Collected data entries
-*-*-

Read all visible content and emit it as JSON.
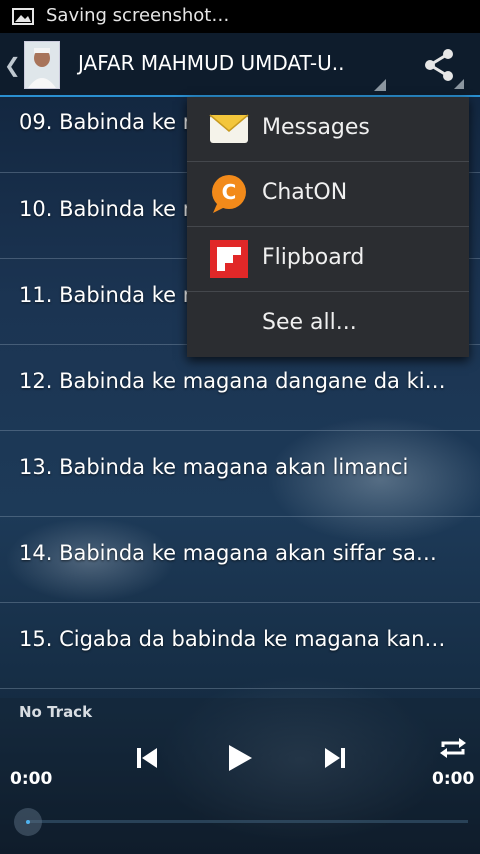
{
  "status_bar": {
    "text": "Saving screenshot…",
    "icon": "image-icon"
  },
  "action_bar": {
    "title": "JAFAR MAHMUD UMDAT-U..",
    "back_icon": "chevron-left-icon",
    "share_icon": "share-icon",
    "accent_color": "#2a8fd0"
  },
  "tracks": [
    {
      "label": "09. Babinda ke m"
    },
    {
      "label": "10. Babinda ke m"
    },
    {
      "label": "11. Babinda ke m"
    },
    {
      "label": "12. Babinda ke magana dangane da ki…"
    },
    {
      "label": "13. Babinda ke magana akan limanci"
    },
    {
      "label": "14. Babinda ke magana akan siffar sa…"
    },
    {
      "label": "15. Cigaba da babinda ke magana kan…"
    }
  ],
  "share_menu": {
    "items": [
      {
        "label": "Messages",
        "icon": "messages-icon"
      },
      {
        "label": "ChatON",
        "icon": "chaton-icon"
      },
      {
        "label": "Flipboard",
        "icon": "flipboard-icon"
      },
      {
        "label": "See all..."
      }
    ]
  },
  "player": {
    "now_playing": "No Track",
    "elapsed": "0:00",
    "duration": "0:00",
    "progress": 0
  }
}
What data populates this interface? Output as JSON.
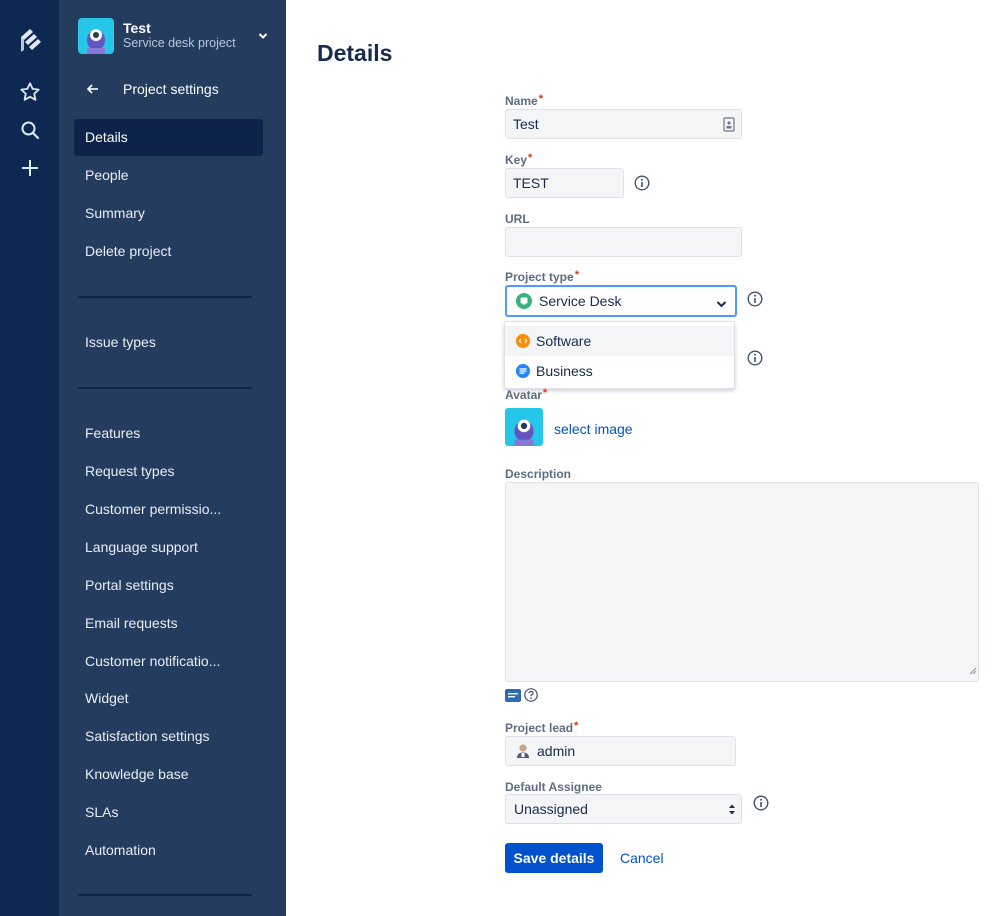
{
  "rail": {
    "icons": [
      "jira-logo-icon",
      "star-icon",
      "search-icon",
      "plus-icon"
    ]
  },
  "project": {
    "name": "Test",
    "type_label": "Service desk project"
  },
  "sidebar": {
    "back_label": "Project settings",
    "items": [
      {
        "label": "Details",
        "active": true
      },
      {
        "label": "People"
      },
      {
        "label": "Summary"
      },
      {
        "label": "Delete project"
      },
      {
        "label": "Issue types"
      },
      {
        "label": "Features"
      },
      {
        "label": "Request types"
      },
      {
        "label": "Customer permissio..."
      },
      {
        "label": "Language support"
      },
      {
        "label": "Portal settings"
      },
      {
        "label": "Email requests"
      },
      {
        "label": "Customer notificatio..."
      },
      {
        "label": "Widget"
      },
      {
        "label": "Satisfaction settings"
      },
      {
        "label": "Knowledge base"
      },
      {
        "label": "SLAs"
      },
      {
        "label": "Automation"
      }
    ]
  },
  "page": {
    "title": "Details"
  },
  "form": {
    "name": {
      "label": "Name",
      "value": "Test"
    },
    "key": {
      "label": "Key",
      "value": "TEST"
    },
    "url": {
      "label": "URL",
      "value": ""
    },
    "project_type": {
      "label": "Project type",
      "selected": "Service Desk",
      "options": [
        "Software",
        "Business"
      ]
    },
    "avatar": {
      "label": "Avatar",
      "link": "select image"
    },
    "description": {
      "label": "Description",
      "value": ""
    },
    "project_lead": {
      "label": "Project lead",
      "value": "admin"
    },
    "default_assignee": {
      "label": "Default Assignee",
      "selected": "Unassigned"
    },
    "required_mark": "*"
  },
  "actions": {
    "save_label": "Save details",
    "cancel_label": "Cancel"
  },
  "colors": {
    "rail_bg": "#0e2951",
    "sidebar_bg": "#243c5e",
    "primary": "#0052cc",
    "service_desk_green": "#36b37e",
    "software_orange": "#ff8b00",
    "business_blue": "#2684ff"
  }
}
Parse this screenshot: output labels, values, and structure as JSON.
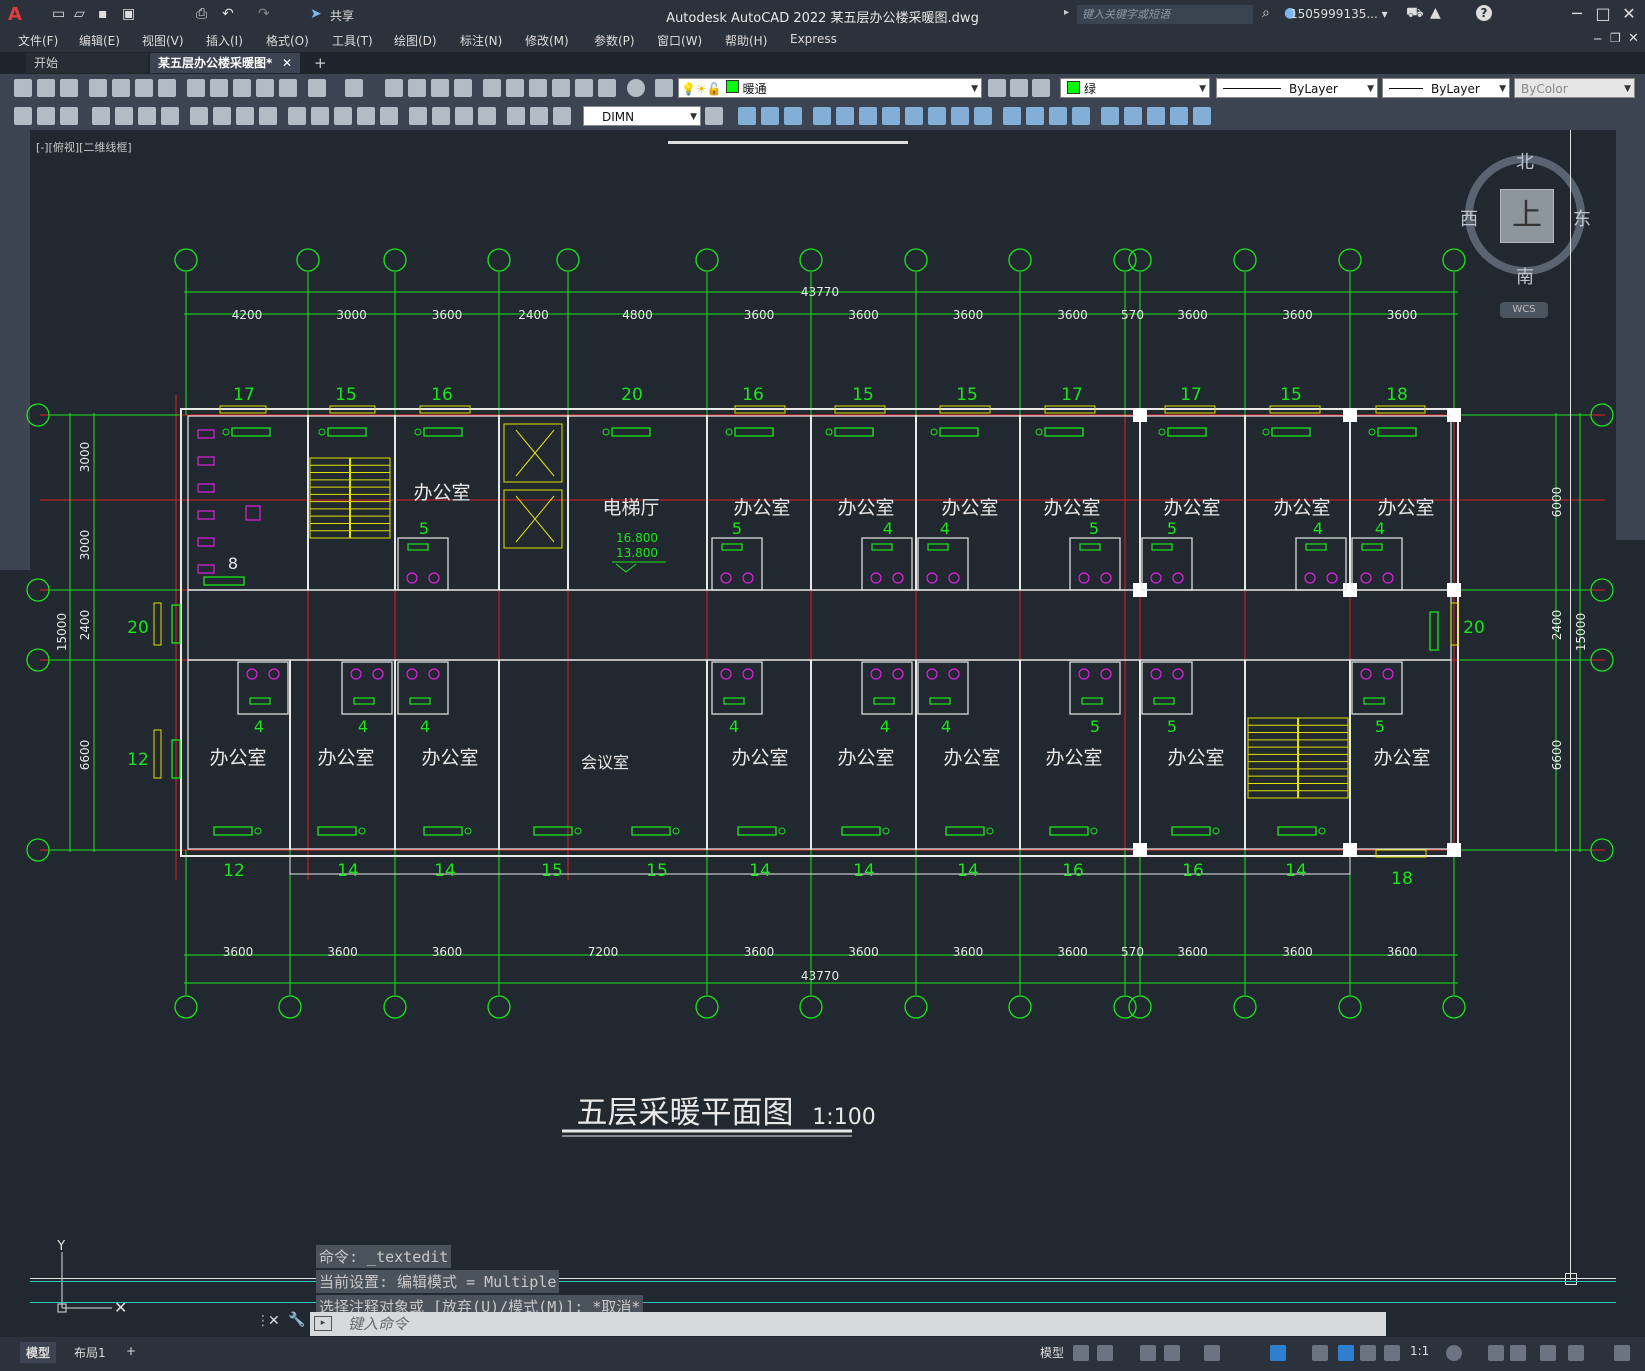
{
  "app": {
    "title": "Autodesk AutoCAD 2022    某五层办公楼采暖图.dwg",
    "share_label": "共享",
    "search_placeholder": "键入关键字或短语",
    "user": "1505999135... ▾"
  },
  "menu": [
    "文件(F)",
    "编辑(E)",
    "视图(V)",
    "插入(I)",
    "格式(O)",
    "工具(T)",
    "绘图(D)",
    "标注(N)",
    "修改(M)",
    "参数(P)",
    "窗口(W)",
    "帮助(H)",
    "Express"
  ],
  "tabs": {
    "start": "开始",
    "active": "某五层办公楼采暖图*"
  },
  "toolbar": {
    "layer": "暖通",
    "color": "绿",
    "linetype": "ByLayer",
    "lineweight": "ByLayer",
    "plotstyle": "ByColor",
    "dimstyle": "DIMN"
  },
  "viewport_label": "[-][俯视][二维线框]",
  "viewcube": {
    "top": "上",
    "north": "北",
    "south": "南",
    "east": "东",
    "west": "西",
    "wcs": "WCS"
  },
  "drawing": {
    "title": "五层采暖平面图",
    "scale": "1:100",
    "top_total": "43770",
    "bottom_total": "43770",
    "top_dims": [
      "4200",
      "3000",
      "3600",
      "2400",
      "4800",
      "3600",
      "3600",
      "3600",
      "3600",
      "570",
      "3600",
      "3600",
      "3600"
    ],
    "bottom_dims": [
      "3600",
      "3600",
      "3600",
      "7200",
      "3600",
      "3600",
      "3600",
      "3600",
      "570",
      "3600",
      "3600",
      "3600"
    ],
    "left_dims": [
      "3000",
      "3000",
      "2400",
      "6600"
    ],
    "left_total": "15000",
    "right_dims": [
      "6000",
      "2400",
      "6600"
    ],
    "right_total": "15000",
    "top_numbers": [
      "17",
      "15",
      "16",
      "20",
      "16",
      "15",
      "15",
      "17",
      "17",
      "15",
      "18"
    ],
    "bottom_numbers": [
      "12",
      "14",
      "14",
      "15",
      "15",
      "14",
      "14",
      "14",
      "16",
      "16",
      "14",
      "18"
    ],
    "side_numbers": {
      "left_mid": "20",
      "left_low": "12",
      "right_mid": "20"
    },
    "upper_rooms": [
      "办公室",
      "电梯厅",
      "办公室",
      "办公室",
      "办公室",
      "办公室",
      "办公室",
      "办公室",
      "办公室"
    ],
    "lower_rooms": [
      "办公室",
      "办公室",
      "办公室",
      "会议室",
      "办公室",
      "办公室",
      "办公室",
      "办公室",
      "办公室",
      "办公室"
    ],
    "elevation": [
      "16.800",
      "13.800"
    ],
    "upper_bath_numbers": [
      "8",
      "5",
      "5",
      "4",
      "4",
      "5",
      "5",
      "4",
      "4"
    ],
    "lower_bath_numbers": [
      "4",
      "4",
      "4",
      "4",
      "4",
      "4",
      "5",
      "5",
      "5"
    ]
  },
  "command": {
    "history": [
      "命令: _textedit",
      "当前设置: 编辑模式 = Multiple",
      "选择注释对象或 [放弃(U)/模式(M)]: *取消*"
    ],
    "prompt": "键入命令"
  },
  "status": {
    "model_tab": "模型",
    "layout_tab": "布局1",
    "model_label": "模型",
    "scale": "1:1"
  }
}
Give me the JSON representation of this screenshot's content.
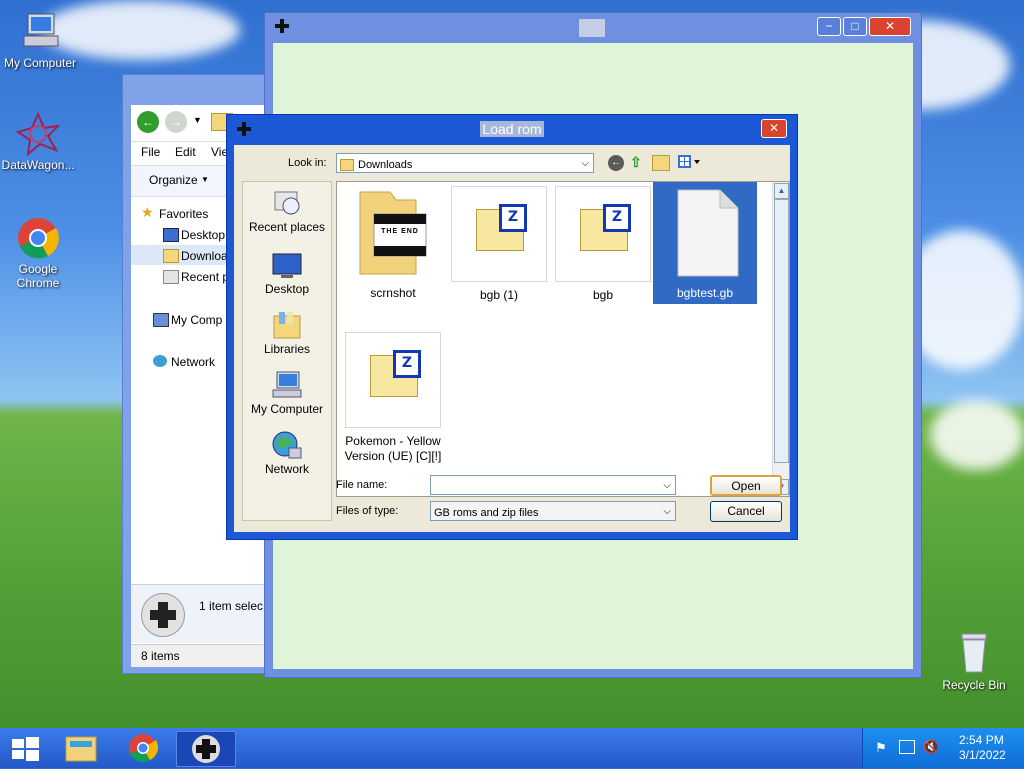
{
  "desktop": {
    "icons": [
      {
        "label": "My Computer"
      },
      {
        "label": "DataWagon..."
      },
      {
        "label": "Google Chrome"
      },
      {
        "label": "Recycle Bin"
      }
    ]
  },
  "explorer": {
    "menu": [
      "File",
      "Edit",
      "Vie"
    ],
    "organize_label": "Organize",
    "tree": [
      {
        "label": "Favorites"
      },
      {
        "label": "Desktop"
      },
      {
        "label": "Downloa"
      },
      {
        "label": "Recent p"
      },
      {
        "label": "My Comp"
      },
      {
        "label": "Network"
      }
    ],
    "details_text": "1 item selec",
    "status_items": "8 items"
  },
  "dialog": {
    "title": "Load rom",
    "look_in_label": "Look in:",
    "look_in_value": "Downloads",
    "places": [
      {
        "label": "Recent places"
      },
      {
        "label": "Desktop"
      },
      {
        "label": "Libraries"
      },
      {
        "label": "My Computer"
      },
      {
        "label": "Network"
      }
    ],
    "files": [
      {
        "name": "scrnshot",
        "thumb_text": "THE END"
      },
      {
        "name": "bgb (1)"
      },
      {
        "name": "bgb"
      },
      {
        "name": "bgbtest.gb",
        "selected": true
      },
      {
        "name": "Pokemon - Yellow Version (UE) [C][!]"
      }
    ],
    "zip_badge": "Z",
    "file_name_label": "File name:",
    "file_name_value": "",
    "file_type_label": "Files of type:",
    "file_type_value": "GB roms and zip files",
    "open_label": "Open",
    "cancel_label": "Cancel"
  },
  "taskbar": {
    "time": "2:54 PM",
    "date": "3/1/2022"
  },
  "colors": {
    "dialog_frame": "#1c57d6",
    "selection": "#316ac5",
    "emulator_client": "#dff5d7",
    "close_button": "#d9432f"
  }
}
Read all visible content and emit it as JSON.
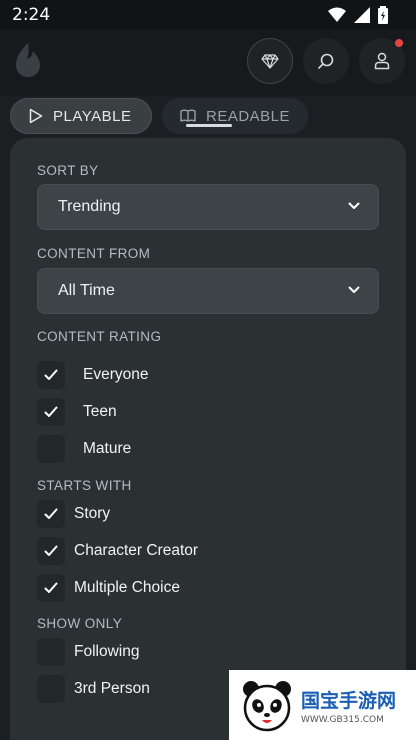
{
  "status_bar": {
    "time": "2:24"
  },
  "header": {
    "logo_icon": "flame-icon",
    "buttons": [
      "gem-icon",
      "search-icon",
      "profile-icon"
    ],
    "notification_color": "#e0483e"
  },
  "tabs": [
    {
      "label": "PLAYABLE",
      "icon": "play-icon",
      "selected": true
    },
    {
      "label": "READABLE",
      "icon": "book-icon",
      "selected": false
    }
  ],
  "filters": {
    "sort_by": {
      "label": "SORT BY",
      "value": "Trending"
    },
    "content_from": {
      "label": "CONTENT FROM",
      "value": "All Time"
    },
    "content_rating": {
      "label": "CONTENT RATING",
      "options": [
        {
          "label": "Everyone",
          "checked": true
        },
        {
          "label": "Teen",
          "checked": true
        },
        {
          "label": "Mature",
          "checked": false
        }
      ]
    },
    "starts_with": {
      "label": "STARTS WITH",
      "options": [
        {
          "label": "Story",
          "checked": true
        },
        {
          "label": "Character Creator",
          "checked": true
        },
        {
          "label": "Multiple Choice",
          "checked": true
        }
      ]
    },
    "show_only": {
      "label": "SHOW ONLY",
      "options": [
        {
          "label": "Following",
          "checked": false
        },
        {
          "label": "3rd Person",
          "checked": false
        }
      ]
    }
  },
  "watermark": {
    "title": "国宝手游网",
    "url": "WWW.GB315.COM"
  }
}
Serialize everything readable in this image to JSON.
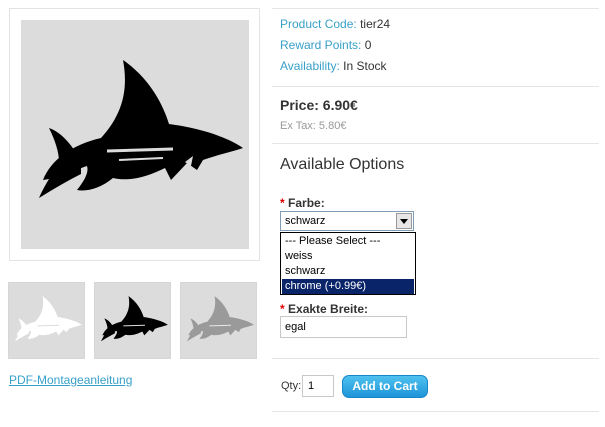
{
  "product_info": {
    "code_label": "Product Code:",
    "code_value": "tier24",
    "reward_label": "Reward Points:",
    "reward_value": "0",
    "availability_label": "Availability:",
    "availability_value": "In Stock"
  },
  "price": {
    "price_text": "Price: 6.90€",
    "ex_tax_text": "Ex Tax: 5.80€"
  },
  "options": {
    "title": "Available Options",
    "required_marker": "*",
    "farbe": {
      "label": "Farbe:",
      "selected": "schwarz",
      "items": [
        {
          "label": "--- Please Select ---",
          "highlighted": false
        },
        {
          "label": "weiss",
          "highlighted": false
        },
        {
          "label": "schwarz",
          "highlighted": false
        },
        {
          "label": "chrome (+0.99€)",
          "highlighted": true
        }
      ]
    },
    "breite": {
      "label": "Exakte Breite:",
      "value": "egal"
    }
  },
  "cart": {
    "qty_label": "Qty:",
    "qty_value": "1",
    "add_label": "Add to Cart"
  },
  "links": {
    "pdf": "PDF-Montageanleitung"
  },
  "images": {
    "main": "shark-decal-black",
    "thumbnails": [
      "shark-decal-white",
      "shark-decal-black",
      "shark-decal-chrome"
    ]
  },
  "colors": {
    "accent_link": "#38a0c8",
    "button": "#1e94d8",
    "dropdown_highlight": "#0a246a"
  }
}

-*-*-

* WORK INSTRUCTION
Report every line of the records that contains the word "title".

* WRITTEN REPLY
    "title": "JAFAR MAHMUD UMDAT-U..",
    "title": "Details"
    "title": "Autodesk AutoCAD 2022    某五层办公楼采暖图.dwg",
    "title": "五层采暖平面图",
    "title": "Load rom",
    "title": "国宝手游网",
    "title": "Available Options",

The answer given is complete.